George involves the financial leadership to explain the real cost benefits of such equipment. Acquisition costs are balanced against operational costs, end-of-life costs and labor costs. “I aim to give the total picture; a better appreciation of the decision they are about to make - and for our current customers we point out that trucks become more expensive with every year that passes. They can consider minimal technology investments such as telemetry that can be added onto older trucks. This gives visibility into the way the truck is operating and the ability to measure and manage those costs. Our dedicated fleet management organization works as consultants and advisors to our accounts in order to streamline and manage those costs.”
Hyster sale teams are also equipped to support smaller customers that are not ready to invest in large-scale fleet enhancement.

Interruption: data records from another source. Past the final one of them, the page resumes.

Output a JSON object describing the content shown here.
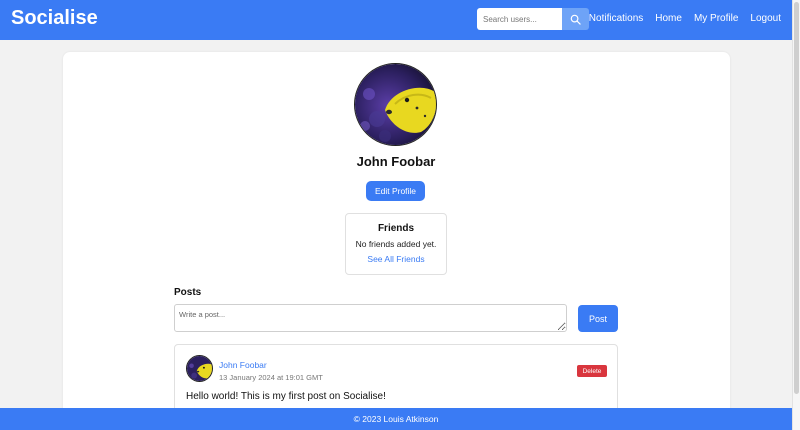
{
  "navbar": {
    "brand": "Socialise",
    "search": {
      "placeholder": "Search users..."
    },
    "links": [
      "Notifications",
      "Home",
      "My Profile",
      "Logout"
    ],
    "accent_color": "#3a7bf4"
  },
  "profile": {
    "name": "John Foobar",
    "edit_button": "Edit Profile",
    "avatar_icon": "yellow-fish-avatar"
  },
  "friends": {
    "title": "Friends",
    "empty_text": "No friends added yet.",
    "link": "See All Friends"
  },
  "posts": {
    "heading": "Posts",
    "composer": {
      "placeholder": "Write a post...",
      "button": "Post"
    },
    "items": [
      {
        "author": "John Foobar",
        "timestamp": "13 January 2024 at 19:01 GMT",
        "delete_label": "Delete",
        "content": "Hello world! This is my first post on Socialise!"
      }
    ]
  },
  "footer": {
    "text": "© 2023 Louis Atkinson"
  }
}
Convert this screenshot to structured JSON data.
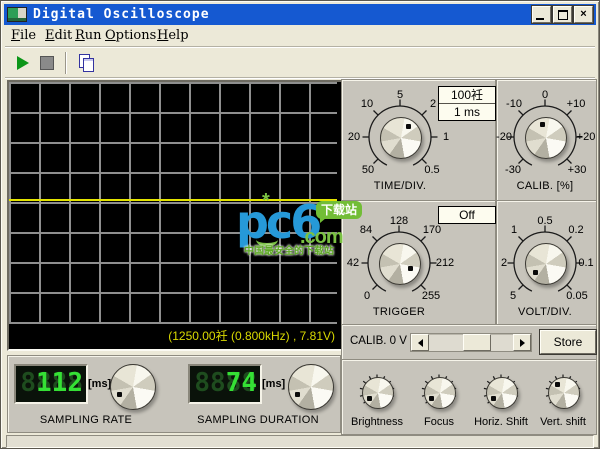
{
  "window": {
    "title": "Digital Oscilloscope",
    "close_glyph": "×"
  },
  "menu": {
    "items": [
      {
        "hot": "F",
        "rest": "ile"
      },
      {
        "hot": "E",
        "rest": "dit"
      },
      {
        "hot": "R",
        "rest": "un"
      },
      {
        "hot": "O",
        "rest": "ptions"
      },
      {
        "hot": "H",
        "rest": "elp"
      }
    ]
  },
  "scope": {
    "readout": "(1250.00衽 (0.800kHz) , 7.81V)"
  },
  "panels": {
    "time_div": {
      "caption": "TIME/DIV.",
      "scale": {
        "top": "5",
        "upper_right": "2",
        "right": "1",
        "bottom_right": "0.5",
        "bottom_left": "50",
        "left": "20",
        "upper_left": "10"
      },
      "display_line1": "100衽",
      "display_line2": "1 ms",
      "pointer": "between 5 and 2"
    },
    "calib_pct": {
      "caption": "CALIB. [%]",
      "scale": {
        "top": "0",
        "upper_right": "+10",
        "right": "+20",
        "bottom_right": "+30",
        "bottom_left": "-30",
        "left": "-20",
        "upper_left": "-10"
      },
      "pointer": "at 0"
    },
    "trigger": {
      "caption": "TRIGGER",
      "scale": {
        "top": "128",
        "upper_right": "170",
        "right": "212",
        "bottom_right": "255",
        "bottom_left": "0",
        "left": "42",
        "upper_left": "84"
      },
      "mode": "Off",
      "pointer": "between 212 and 255"
    },
    "volt_div": {
      "caption": "VOLT/DIV.",
      "scale": {
        "top": "0.5",
        "upper_right": "0.2",
        "right": "0.1",
        "bottom_right": "0.05",
        "bottom_left": "5",
        "left": "2",
        "upper_left": "1"
      },
      "pointer": "at 5"
    },
    "calib_row": {
      "label": "CALIB. 0 V",
      "store_label": "Store"
    },
    "adjust": {
      "labels": [
        "Brightness",
        "Focus",
        "Horiz. Shift",
        "Vert. shift"
      ]
    }
  },
  "sampling": {
    "rate": {
      "ghost": "8888",
      "value": "112",
      "unit": "[ms]",
      "label": "SAMPLING RATE"
    },
    "duration": {
      "ghost": "8888",
      "value": "74",
      "unit": "[ms]",
      "label": "SAMPLING DURATION"
    }
  },
  "watermark": {
    "logo": "pc6",
    "dot_com": ".com",
    "bubble": "下载站",
    "tagline": "中国最安全的下载站",
    "spark": "*"
  },
  "colors": {
    "titlebar_blue": "#1559d1",
    "panel_gray": "#c7c4bb",
    "chrome_beige": "#ece9d8",
    "led_green": "#35e035",
    "trace_yellow": "#e3e300",
    "readout_yellow": "#d9d900"
  }
}
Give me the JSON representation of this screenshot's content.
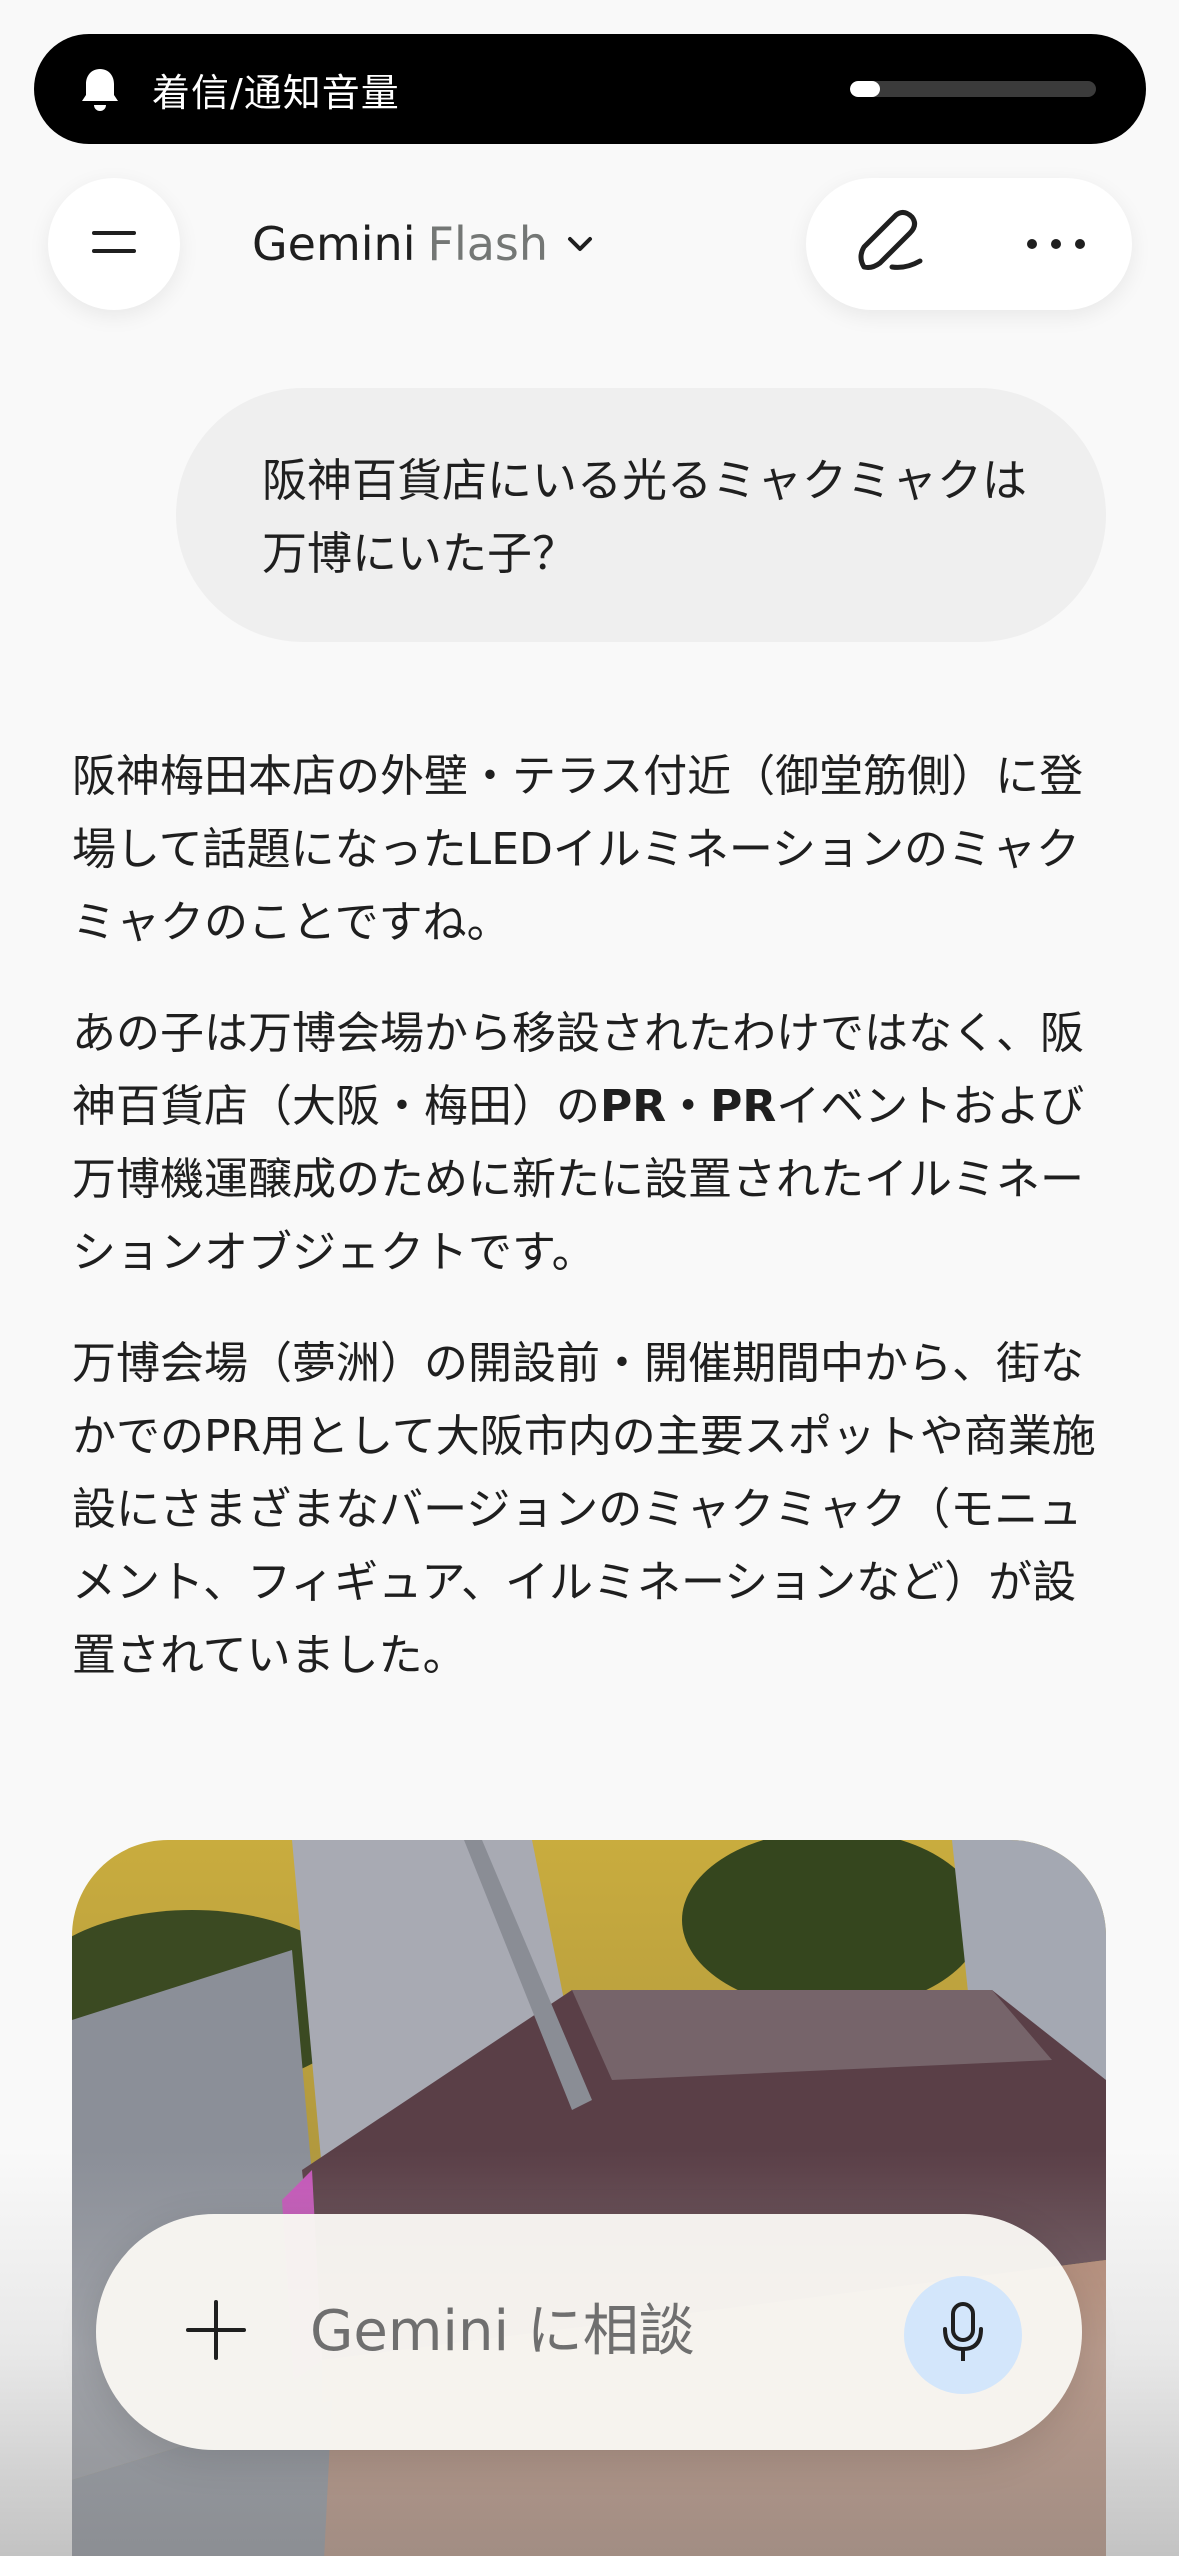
{
  "volume_toast": {
    "label": "着信/通知音量",
    "icon": "bell-icon",
    "level": 0.12
  },
  "header": {
    "menu_icon": "menu-icon",
    "model_name": "Gemini",
    "model_variant": "Flash",
    "dropdown_icon": "chevron-down-icon",
    "edit_icon": "new-chat-pen-icon",
    "more_icon": "more-horizontal-icon"
  },
  "user_message": {
    "text": "阪神百貨店にいる光るミャクミャクは万博にいた子？"
  },
  "response": {
    "paragraph_1": "阪神梅田本店の外壁・テラス付近（御堂筋側）に登場して話題になったLEDイルミネーションのミャクミャクのことですね。",
    "paragraph_2_pre": "あの子は万博会場から移設されたわけではなく、阪神百貨店（大阪・梅田）の",
    "paragraph_2_bold": "PR・PR",
    "paragraph_2_post": "イベントおよび万博機運醸成のために新たに設置されたイルミネーションオブジェクトです。",
    "paragraph_3": "万博会場（夢洲）の開設前・開催期間中から、街なかでのPR用として大阪市内の主要スポットや商業施設にさまざまなバージョンのミャクミャク（モニュメント、フィギュア、イルミネーションなど）が設置されていました。"
  },
  "composer": {
    "placeholder": "Gemini に相談",
    "plus_icon": "plus-icon",
    "mic_icon": "microphone-icon"
  },
  "colors": {
    "background": "#f9f9f9",
    "toast_bg": "#000000",
    "bubble_bg": "#efefef",
    "mic_bg": "#d3e6fb",
    "mic_icon": "#0b57d0"
  }
}
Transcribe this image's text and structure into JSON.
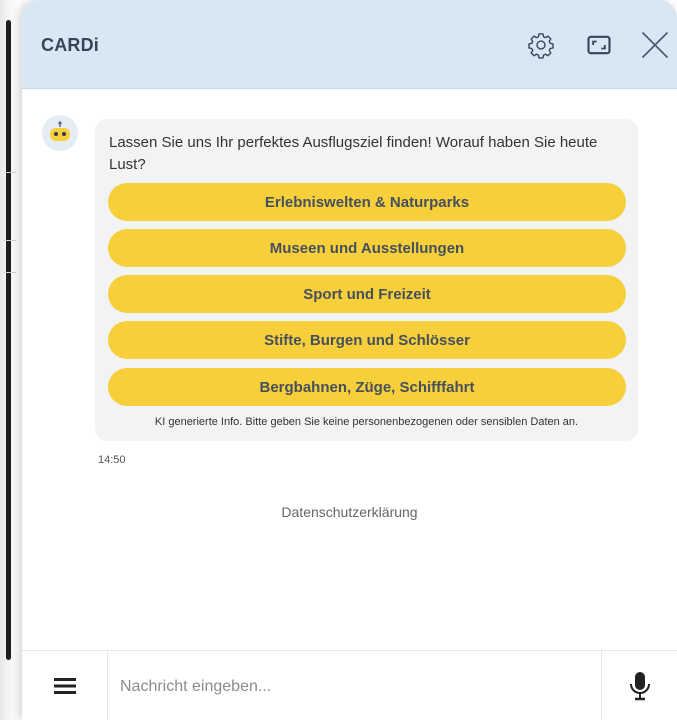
{
  "header": {
    "title": "CARDi",
    "icons": [
      "gear-icon",
      "expand-icon",
      "close-icon"
    ]
  },
  "chat": {
    "bot_avatar": "robot-icon",
    "message": "Lassen Sie uns Ihr perfektes Ausflugsziel finden! Worauf haben Sie heute Lust?",
    "options": [
      "Erlebniswelten & Naturparks",
      "Museen und Ausstellungen",
      "Sport und Freizeit",
      "Stifte, Burgen und Schlösser",
      "Bergbahnen, Züge, Schifffahrt"
    ],
    "disclaimer": "KI generierte Info. Bitte geben Sie keine personenbezogenen oder sensiblen Daten an.",
    "timestamp": "14:50"
  },
  "privacy_link": "Datenschutzerklärung",
  "input": {
    "placeholder": "Nachricht eingeben...",
    "value": ""
  },
  "colors": {
    "header_bg": "#d9e6f4",
    "accent_yellow": "#f7cf3b",
    "bubble_bg": "#f1f3f5",
    "title_color": "#36465a"
  }
}
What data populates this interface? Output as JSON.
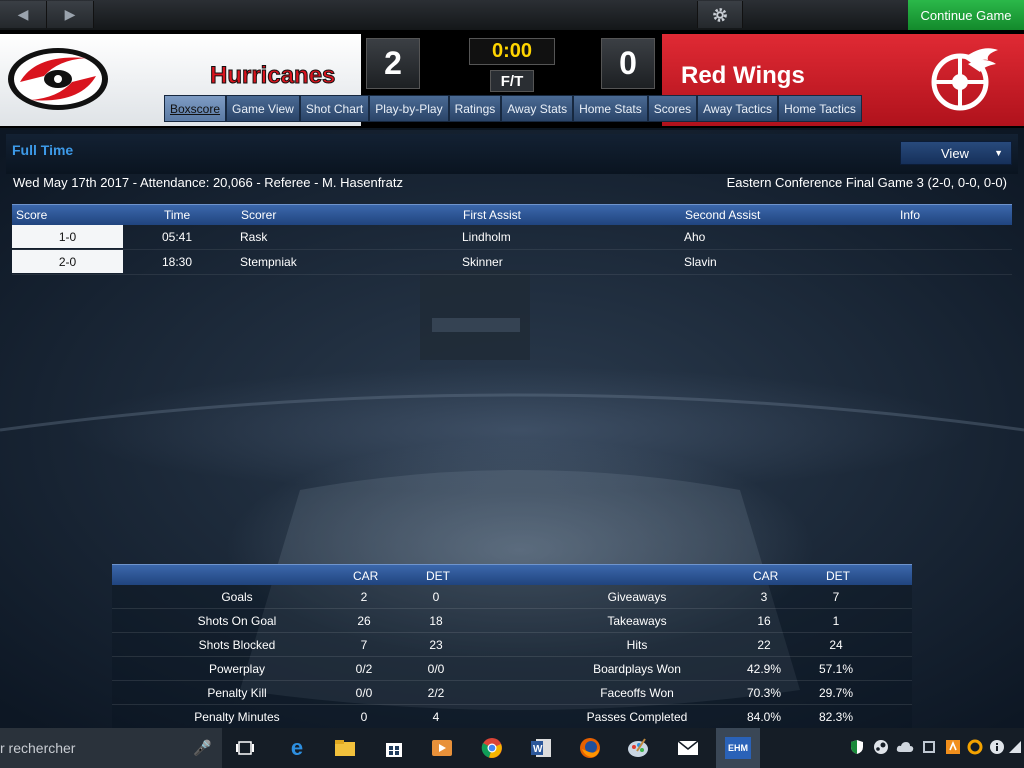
{
  "topbar": {
    "back_icon": "back-arrow-icon",
    "forward_icon": "forward-arrow-icon",
    "settings_icon": "gear-icon",
    "continue_label": "Continue Game",
    "continue_color": "#1fa43c"
  },
  "header": {
    "home_team": "Hurricanes",
    "away_team": "Red Wings",
    "home_score": "2",
    "away_score": "0",
    "clock": "0:00",
    "period": "F/T",
    "home_color": "#d9141e",
    "away_color": "#ce1126",
    "home_logo_icon": "hurricanes-logo",
    "away_logo_icon": "red-wings-logo"
  },
  "tabs": [
    {
      "label": "Boxscore",
      "active": true
    },
    {
      "label": "Game View"
    },
    {
      "label": "Shot Chart"
    },
    {
      "label": "Play-by-Play"
    },
    {
      "label": "Ratings"
    },
    {
      "label": "Away Stats"
    },
    {
      "label": "Home Stats"
    },
    {
      "label": "Scores"
    },
    {
      "label": "Away Tactics"
    },
    {
      "label": "Home Tactics"
    }
  ],
  "panel": {
    "title": "Full Time",
    "view_label": "View",
    "game_info": "Wed May 17th 2017 - Attendance: 20,066 - Referee - M. Hasenfratz",
    "series_info": "Eastern Conference Final Game 3 (2-0, 0-0, 0-0)"
  },
  "goals_table": {
    "headers": [
      "Score",
      "Time",
      "Scorer",
      "First Assist",
      "Second Assist",
      "Info"
    ],
    "rows": [
      {
        "score": "1-0",
        "time": "05:41",
        "scorer": "Rask",
        "first_assist": "Lindholm",
        "second_assist": "Aho",
        "info": ""
      },
      {
        "score": "2-0",
        "time": "18:30",
        "scorer": "Stempniak",
        "first_assist": "Skinner",
        "second_assist": "Slavin",
        "info": ""
      }
    ]
  },
  "stats": {
    "home_abbr": "CAR",
    "away_abbr": "DET",
    "left": [
      {
        "label": "Goals",
        "car": "2",
        "det": "0"
      },
      {
        "label": "Shots On Goal",
        "car": "26",
        "det": "18"
      },
      {
        "label": "Shots Blocked",
        "car": "7",
        "det": "23"
      },
      {
        "label": "Powerplay",
        "car": "0/2",
        "det": "0/0"
      },
      {
        "label": "Penalty Kill",
        "car": "0/0",
        "det": "2/2"
      },
      {
        "label": "Penalty Minutes",
        "car": "0",
        "det": "4"
      }
    ],
    "right": [
      {
        "label": "Giveaways",
        "car": "3",
        "det": "7"
      },
      {
        "label": "Takeaways",
        "car": "16",
        "det": "1"
      },
      {
        "label": "Hits",
        "car": "22",
        "det": "24"
      },
      {
        "label": "Boardplays Won",
        "car": "42.9%",
        "det": "57.1%"
      },
      {
        "label": "Faceoffs Won",
        "car": "70.3%",
        "det": "29.7%"
      },
      {
        "label": "Passes Completed",
        "car": "84.0%",
        "det": "82.3%"
      }
    ]
  },
  "taskbar": {
    "search_placeholder": "r rechercher",
    "apps": [
      "task-view-icon",
      "edge-icon",
      "file-explorer-icon",
      "store-icon",
      "media-player-icon",
      "chrome-icon",
      "word-icon",
      "firefox-icon",
      "paint-icon",
      "mail-icon",
      "ehm-icon"
    ],
    "ehm_label": "EHM",
    "word_label": "W",
    "tray": [
      "shield-icon",
      "steam-icon",
      "cloud-icon",
      "app-icon",
      "app-icon-2",
      "update-icon",
      "info-icon",
      "network-icon"
    ]
  }
}
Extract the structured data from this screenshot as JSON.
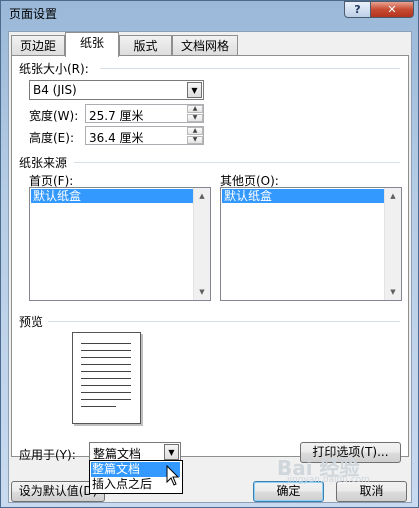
{
  "window": {
    "title": "页面设置",
    "help_glyph": "?",
    "close_glyph": "✕"
  },
  "tabs": [
    {
      "label": "页边距"
    },
    {
      "label": "纸张"
    },
    {
      "label": "版式"
    },
    {
      "label": "文档网格"
    }
  ],
  "paper_size": {
    "label": "纸张大小(R):",
    "value": "B4 (JIS)",
    "width_label": "宽度(W):",
    "width_value": "25.7 厘米",
    "height_label": "高度(E):",
    "height_value": "36.4 厘米"
  },
  "paper_source": {
    "label": "纸张来源",
    "first_page_label": "首页(F):",
    "first_page_selected": "默认纸盒",
    "other_pages_label": "其他页(O):",
    "other_pages_selected": "默认纸盒"
  },
  "preview": {
    "label": "预览"
  },
  "apply_to": {
    "label": "应用于(Y):",
    "value": "整篇文档",
    "options": [
      "整篇文档",
      "插入点之后"
    ]
  },
  "buttons": {
    "print_options": "打印选项(T)...",
    "set_default": "设为默认值(D)",
    "ok": "确定",
    "cancel": "取消"
  },
  "watermark": {
    "text": "Bai 经验",
    "sub": "jingyan.baidu.com"
  }
}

They may not realize that they can adopt the latest and most appropriate electric, lithium-ion, hydrogen fuel cell or gas-powered units without heavy capital investment. “We have designed pay-per-use models that make it economically feasible for a ten-truck customer to take advantage of a hydrogen fuel cell solution that would yield 20% to 30% power gain and 10% to 15% productivity gains just from not having to refuel so much and the resultant downtime.”
Gijo George spends a lot of his time traveling the North American market to learn at first hand what his customers in different industries really want. Its stakeholders, he has found, share the Hyster vision of an ecologically and economically sustainable end-to-end supply chain. “We deploy a number of strategies to collect customer feedback and identify their pain points. At the same time, as an organization with manufacturing facilities globally, we leverage the expertise and experience of our best suppliers and solicit opportunities to work with them to add value to the product.”
Cubes to lakes
Fluctuations in the U.S. and global steel economies are another factor that affects the thinking of equipment manufacturers. George maintains close contact with his financial, procurement and IT counterparts to focus on solutions that make best economic sense while optimizing lead times. “We utilize a lot of just-in-time data management and data mining tools, moving us from ‘data cubes’ to data lakes which can swallow the input costs, global price indices, tariffs, tax information and the like, to enable the best solutions and the best decision making across the business.”
By focusing on the food and beverage customers, Gijo George sits at the heart of the business. After all, this fast evolving, population-driven sector will never decline, and Hyster is positioned as a key player in its development. A characteristic of operations in this space is that they have purchased piecemeal in the past, ending up with a stable of equipment from different suppliers. “Over time our customers acquired different brands of equipment. Another aspect of my job is to help them understand how our brand is differentiated in the market and educate them on the TCO (total cost of ownership) that they would be returning to the business.”